So, I see it as more property rights (with slaves being the property) than a moral issue. We have read enough on this one subject to understand not everyone on the other side of the Mason-Dixon was opposed to horses or slaves. They were just more willing to give up their right of ownership than most below the line. After it was all said n done, no one could use a horse. Now they had some big problems. Horses roaming around with nothing to do. No horse to work in the fields. I guess some may have had some greenbacks and paid horses but then again, some had to let them have a spot and a crop of their own to get the help they needed. Sort of like spreading the wealth. Hmm, seems we've heard that somewhere in more recent times. Scary idea.
The real sad part of the entire deal is that not too long after the war, there were many things on the market that aided those who needed many slaves before. There would be less demand for that commodity.
I can tell you that there would be another war if someone came along and told women they could not have a washer and a dryer. There would be all sorts of stuff flying through the air. We have the 'right' to have them.

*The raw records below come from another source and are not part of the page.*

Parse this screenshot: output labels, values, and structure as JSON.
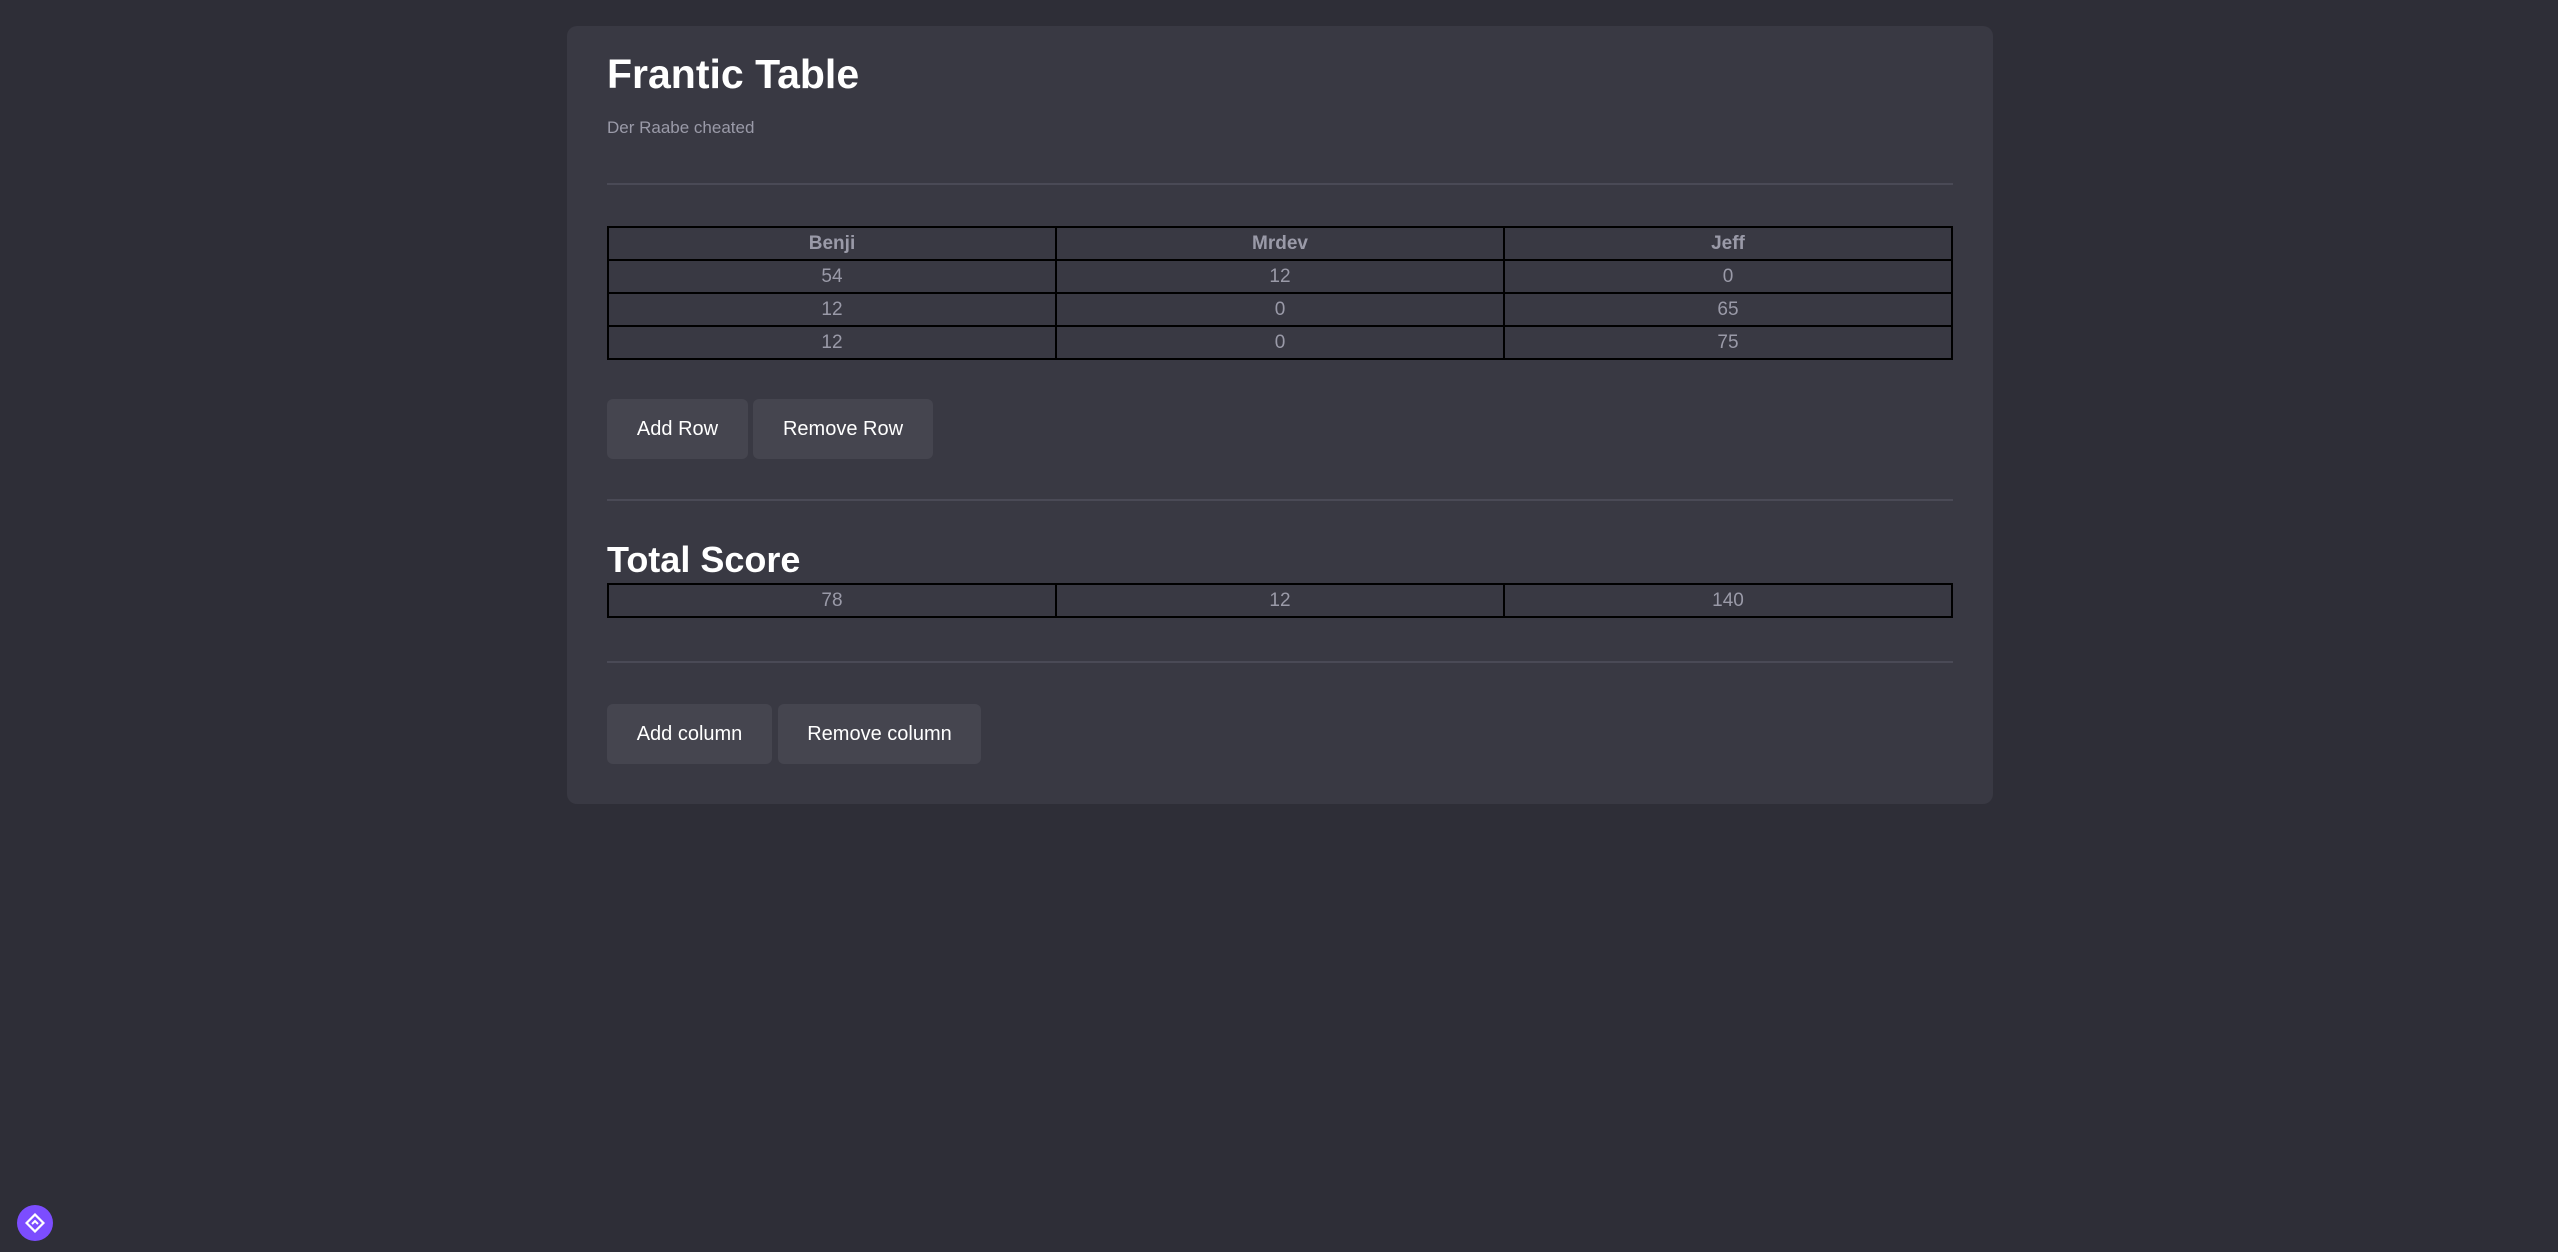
{
  "header": {
    "title": "Frantic Table",
    "subtitle": "Der Raabe cheated"
  },
  "scores_table": {
    "columns": [
      "Benji",
      "Mrdev",
      "Jeff"
    ],
    "rows": [
      [
        "54",
        "12",
        "0"
      ],
      [
        "12",
        "0",
        "65"
      ],
      [
        "12",
        "0",
        "75"
      ]
    ]
  },
  "row_actions": {
    "add_row_label": "Add Row",
    "remove_row_label": "Remove Row"
  },
  "total": {
    "heading": "Total Score",
    "values": [
      "78",
      "12",
      "140"
    ]
  },
  "column_actions": {
    "add_column_label": "Add column",
    "remove_column_label": "Remove column"
  },
  "colors": {
    "background": "#2e2e37",
    "card": "#393943",
    "button": "#45454f",
    "accent": "#7c4dff"
  },
  "icons": {
    "corner": "diamond-direction-icon"
  }
}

We have earned the 'right' to use them and we will not accept anyone telling us we can't. They are our 'property'. Don't mess with it or we will hurt you.
I'm starting to really see what my ancestors saw and I can also see why it didn't set well with them.